Friday, January 29, 2016

"Me Too" MMOs

I was reading through an excerpt of a speech from Jeff Strain. I've read the speech many times before throughout my career -- it was given in 2007 -- but reading it nearly a decade later I found myself unsure of the words being said.

Here's the excerpt:

"Before you start building the ultimate MMO, you should accept that “MMO” is a technology, not a game design. It still feels like many MMOs are trying to build on the fundamental designs established by UO and EQ in the late ’90s. In the heyday of Doom and Quake we all eventually realized that “3D” was a technology, distinct from the “FPS,” which was a game design. It’s time we accepted that for MMOs as well. We are finding ways to overcome many of the limitations of the technology that dictated the early MMO design, such as Internet latency and limited global scalability. These improvements can enable a new class of online games that break out of the traditional MMO mold and explore new territory. It can be a daunting proposition to willfully walk away from what seems to be a “sure thing” in game design, but lack of differentiation is probably the number one reason that MMOs fail, so we all need to leave the comfort zone and start innovating, or risk creating yet another “me too” MMO."

The speech is somewhat prophetic at the end, saying "me too" mmos are likely to fail.

What's interesting is that 9 years later we've seen a lot of new types of MMOs. Survival MMOs, the MMORTS, social oriented online games. Even strictly non-combat MMOs like Ever Jane. The list goes on. But at the same time, we've still seen a lot of "Me Too" MMOS. Many have failed, but a fair number of them have succeeded. Perhaps most strangely is the fact that Guild Wars 2, the successor to Guild Wars and made by the company co-founded by Jeff Strain is very much a "Me Too" MMO that is succeeding.
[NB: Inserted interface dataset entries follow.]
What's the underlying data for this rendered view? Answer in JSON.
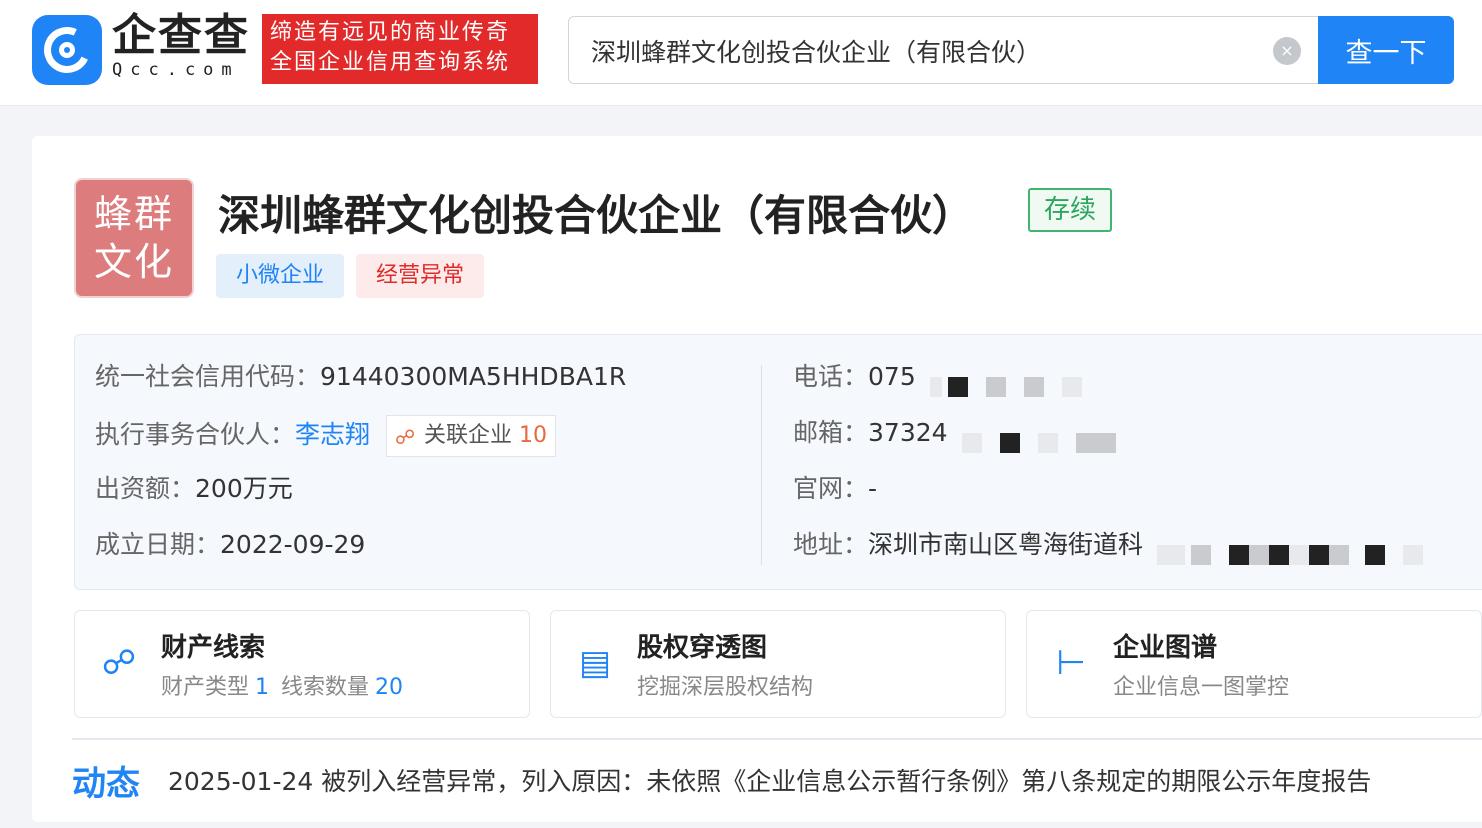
{
  "header": {
    "brand_cn": "企查查",
    "brand_en": "Qcc.com",
    "slogan_line1": "缔造有远见的商业传奇",
    "slogan_line2": "全国企业信用查询系统",
    "search_value": "深圳蜂群文化创投合伙企业（有限合伙）",
    "clear_icon": "×",
    "search_button": "查一下"
  },
  "company": {
    "logo_line1": "蜂群",
    "logo_line2": "文化",
    "name": "深圳蜂群文化创投合伙企业（有限合伙）",
    "status": "存续",
    "tags": [
      "小微企业",
      "经营异常"
    ]
  },
  "info": {
    "credit_code_label": "统一社会信用代码：",
    "credit_code": "91440300MA5HHDBA1R",
    "partner_label": "执行事务合伙人：",
    "partner": "李志翔",
    "related_label": "关联企业",
    "related_count": "10",
    "capital_label": "出资额：",
    "capital": "200万元",
    "date_label": "成立日期：",
    "date": "2022-09-29",
    "phone_label": "电话：",
    "phone": "075",
    "email_label": "邮箱：",
    "email": "37324",
    "website_label": "官网：",
    "website": "-",
    "address_label": "地址：",
    "address": "深圳市南山区粤海街道科"
  },
  "features": [
    {
      "title": "财产线索",
      "sub1": "财产类型",
      "val1": "1",
      "sub2": "线索数量",
      "val2": "20"
    },
    {
      "title": "股权穿透图",
      "sub": "挖掘深层股权结构"
    },
    {
      "title": "企业图谱",
      "sub": "企业信息一图掌控"
    }
  ],
  "news": {
    "title": "动态",
    "text": "2025-01-24 被列入经营异常，列入原因：未依照《企业信息公示暂行条例》第八条规定的期限公示年度报告"
  },
  "colors": {
    "accent": "#1f84f5",
    "slogan_bg": "#e22a2a",
    "status": "#2ba65d",
    "logo_bg": "#dd7c7c"
  }
}
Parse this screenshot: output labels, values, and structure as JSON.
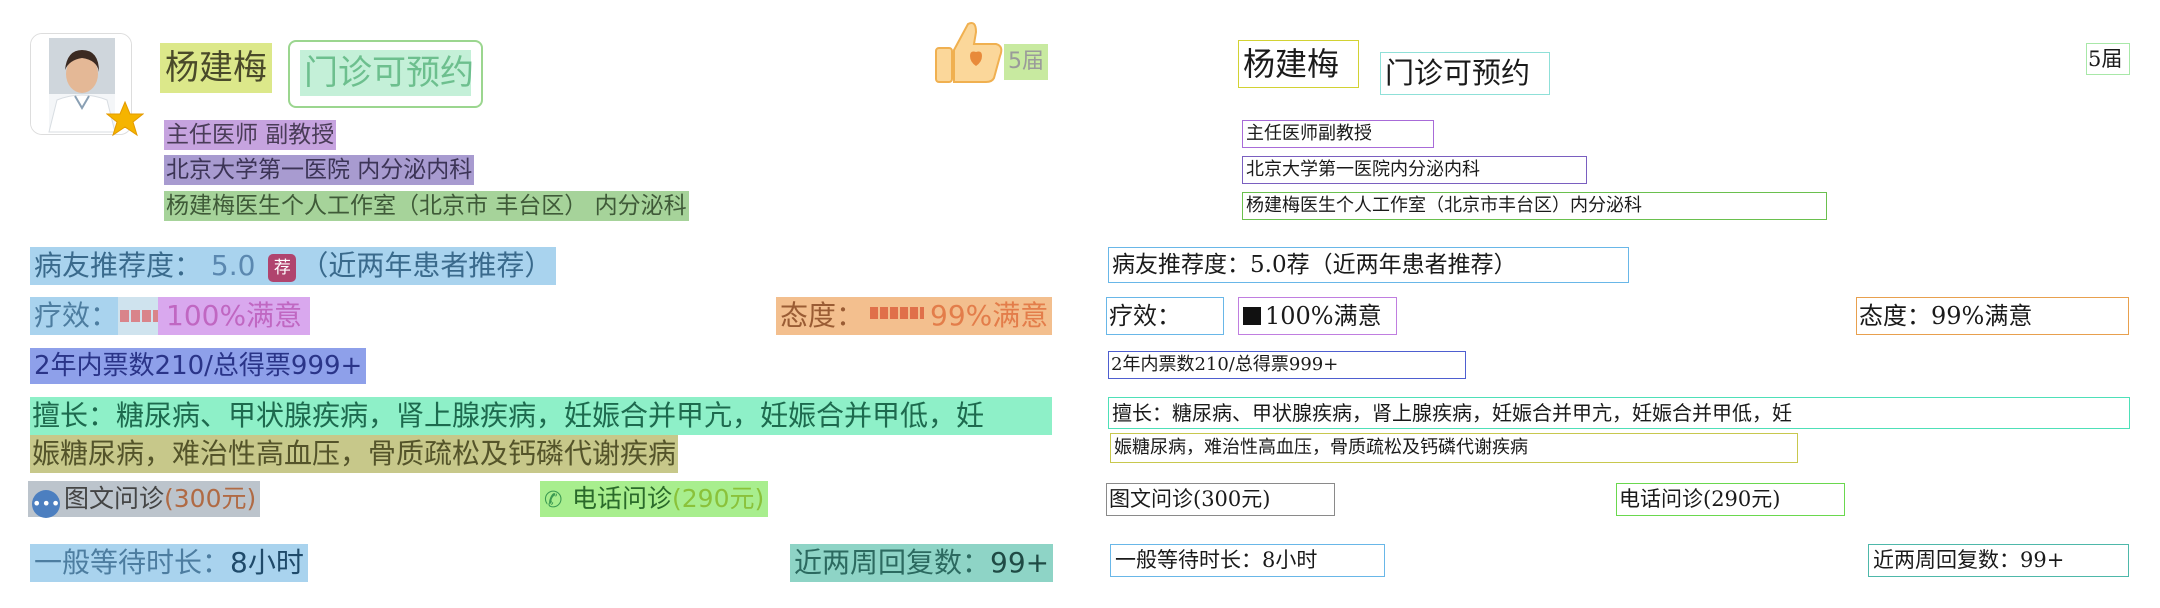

When Guild Wars 2 was first presented to the Guild Wars community, it was even pitched as "an MMO more like what you think a typical MMO is like" (paraphrasing here). The most notable difference is the persistent explorable zones. And while the dynamic events are an attempt at innovation, it's more of an evolution (Quests -> Group Quest -> Warhammer Online's Public Quests -> Guild Wars 2's Dynamic Events). Hearts are especially quest-like in their lack of real impact on the world your character lives in.

Now, by my second-hand hearing, Guild Wars 2 has been much more successful than Guild Wars 1 was from a monetary standpoint. I don't know if that's because of the more traditional design (granted, with plenty of non-traditional mechanics thrown in the mix) or a result of something else. Either way, I'm reading these words differently today than I was the last time I set eyes on them.

Saturday, January 16, 2016

Blending Pixels

A task at work has recently required me to do some graphics stuff. I'll be the first to admit that as a learned discipline I'm not a graphics programmer. I enjoy almost any kind of programming and in my hobby work I find graphics programming especially fun. But simple things in that realm of the programming world I am embarrassingly ignorant of. Even something like... blending two pixels.

But! That wasn't going to stop me from researching and validating the right way to alpha blend two pixels together.

Now in reality, the task isn't so much for pixels, but rather for heightfield data. Now often heightfield data is just a single-channel pixel anyway, but in our engine heights are represented as floats. To expand the feature set of our terrain engine, our heightfield data needed to be modified to include layers and an alpha channel. So each heightfield sample is now two channels -- height and alpha.

Of course, googling and grabbing an algorithm isn't all there was to it. I wasn't really going to be satisfied with the answers I found unless I could test it myself. Sure, I could plug the code in and see what results I get, but it was much faster to throw up my favorite web app -- Desmos Graphing Calculator.

Compared to my last documented use of Desmos, this is absurdly straightforward. I'm visualizing the alpha channel along the x axis and the height channel along the y axis. I'll admit, It's a bit disorienting until you get used to it. Regardless, a/h3 is the resulting value. a/h1 and a/h2 are the inputs. Alpha values are normalized, so we're working with ranges between 0 and 1.

The formula for the output ends up looking like this in code. As usual this code is for illustrating the formula -- not for being performant code.

struct HeightSample
    float height, alpha;

void Blend(HeightSample& out, const HeightSample& a, const HeightSample& b)
    out.height = a.alpha * a.height + b.alpha * (1.0f - a.alpha) * b.height;
    out.alpha = a.alpha + ((1.0f - a.alpha) * b.alpha);
It's interesting to note that while the alpha blending is a commutative operation (that is, if you swap the input values, the output is the same), the same it not true of the height channel. This is because sample const HeightSample& a is considered the "top" pixel. They are not even commutative if both alpha values are 0.5. This isn't particularly intuitive, so I thought it was worth mentioning.